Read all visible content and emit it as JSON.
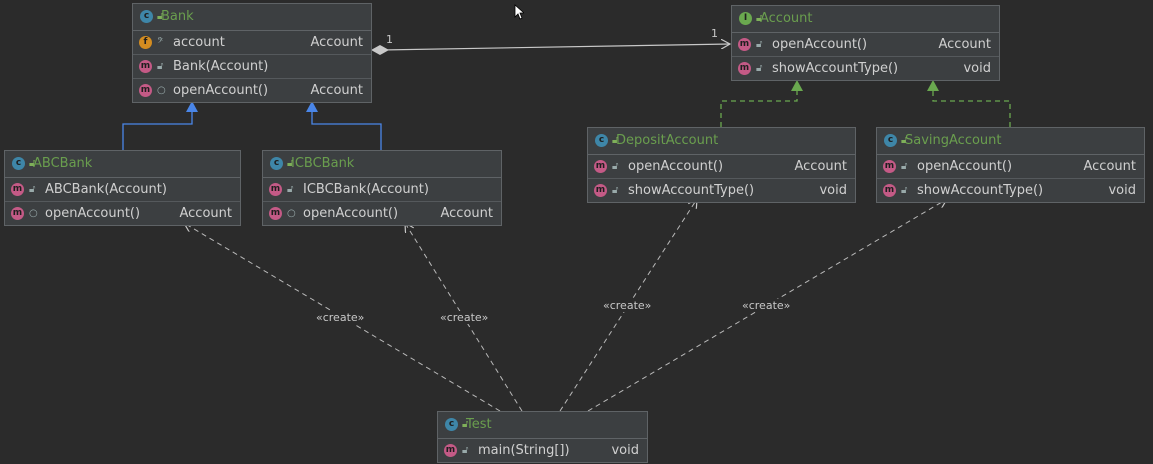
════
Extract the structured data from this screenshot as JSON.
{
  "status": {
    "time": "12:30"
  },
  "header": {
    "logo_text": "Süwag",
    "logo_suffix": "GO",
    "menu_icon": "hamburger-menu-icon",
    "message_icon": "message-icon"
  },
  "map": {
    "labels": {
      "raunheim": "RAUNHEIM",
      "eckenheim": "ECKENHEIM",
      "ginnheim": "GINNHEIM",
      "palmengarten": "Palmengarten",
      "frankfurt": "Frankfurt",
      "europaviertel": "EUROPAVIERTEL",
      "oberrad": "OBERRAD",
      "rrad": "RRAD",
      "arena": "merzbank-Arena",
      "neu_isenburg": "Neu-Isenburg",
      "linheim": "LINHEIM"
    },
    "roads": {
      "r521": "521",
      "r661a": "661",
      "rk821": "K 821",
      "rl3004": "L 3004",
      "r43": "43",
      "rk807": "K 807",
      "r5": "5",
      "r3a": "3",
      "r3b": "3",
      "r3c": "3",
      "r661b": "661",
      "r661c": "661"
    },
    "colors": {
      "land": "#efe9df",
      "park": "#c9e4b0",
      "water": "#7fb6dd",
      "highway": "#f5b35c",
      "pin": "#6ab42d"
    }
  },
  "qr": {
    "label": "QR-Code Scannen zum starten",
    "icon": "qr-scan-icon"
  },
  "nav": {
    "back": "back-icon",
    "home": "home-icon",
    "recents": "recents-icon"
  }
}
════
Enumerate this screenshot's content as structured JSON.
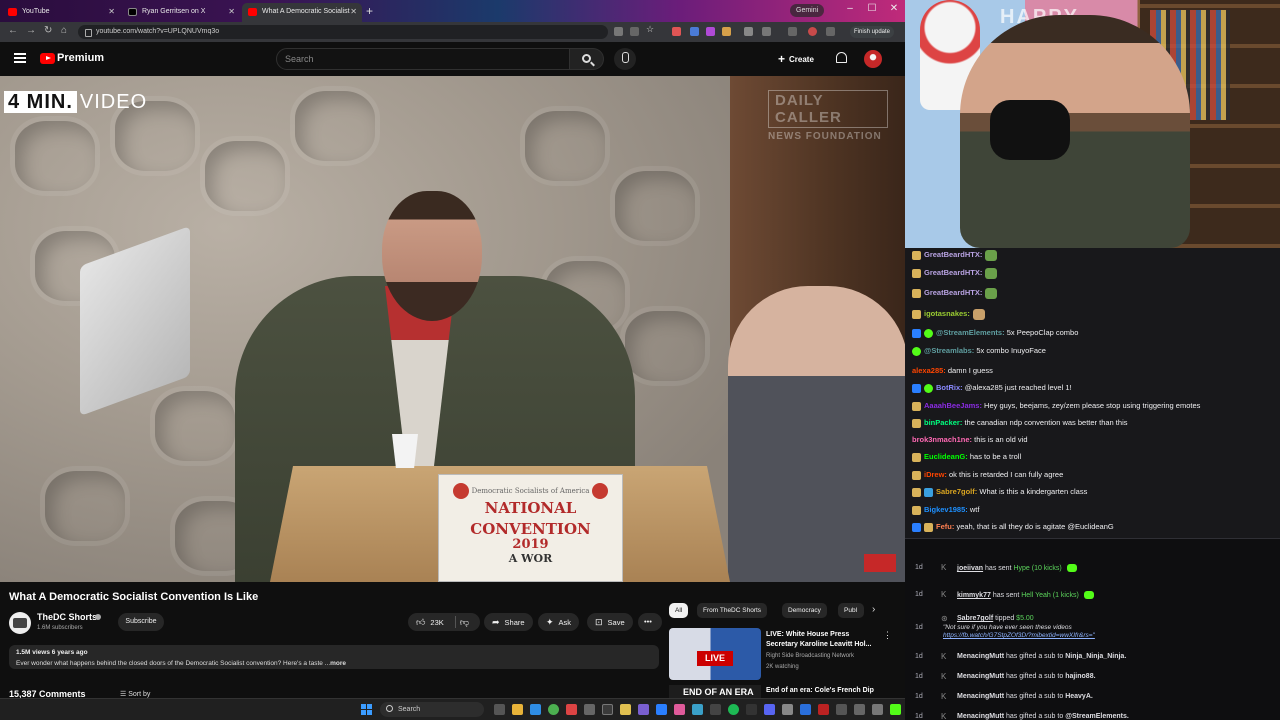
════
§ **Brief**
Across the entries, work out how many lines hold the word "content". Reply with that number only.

§ **Task result**
2